# What to work on
Only a number is wanted here: the count of lines in the entries below that include the word "status".

# Material for this exercise
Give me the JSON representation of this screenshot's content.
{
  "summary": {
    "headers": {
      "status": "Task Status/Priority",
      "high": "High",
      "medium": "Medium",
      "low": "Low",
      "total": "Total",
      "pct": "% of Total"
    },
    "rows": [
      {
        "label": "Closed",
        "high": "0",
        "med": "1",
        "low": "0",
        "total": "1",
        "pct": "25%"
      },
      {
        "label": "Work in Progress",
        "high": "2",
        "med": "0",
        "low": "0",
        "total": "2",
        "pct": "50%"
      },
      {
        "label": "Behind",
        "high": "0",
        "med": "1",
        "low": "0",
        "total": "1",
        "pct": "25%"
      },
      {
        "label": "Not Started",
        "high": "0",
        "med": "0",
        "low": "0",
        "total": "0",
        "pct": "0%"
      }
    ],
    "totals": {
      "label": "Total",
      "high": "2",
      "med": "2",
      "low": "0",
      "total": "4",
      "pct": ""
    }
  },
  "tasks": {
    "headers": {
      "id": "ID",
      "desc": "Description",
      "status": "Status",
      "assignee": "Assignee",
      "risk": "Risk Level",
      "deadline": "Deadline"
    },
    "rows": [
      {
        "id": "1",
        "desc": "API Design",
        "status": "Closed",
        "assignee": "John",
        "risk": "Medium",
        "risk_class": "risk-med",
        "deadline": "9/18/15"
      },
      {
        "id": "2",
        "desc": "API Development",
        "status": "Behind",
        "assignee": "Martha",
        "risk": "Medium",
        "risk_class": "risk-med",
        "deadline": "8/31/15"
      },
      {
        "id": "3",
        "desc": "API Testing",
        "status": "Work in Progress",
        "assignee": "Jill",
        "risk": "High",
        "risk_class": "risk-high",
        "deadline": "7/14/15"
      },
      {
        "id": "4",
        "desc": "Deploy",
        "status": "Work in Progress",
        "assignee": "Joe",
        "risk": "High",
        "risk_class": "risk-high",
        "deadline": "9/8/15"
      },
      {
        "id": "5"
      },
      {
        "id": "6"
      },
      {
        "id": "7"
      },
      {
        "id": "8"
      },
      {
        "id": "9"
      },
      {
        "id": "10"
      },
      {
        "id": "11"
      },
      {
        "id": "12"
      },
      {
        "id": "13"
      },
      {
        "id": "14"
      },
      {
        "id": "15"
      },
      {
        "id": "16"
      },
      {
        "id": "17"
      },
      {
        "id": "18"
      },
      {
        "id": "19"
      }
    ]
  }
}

# Exercise solution
6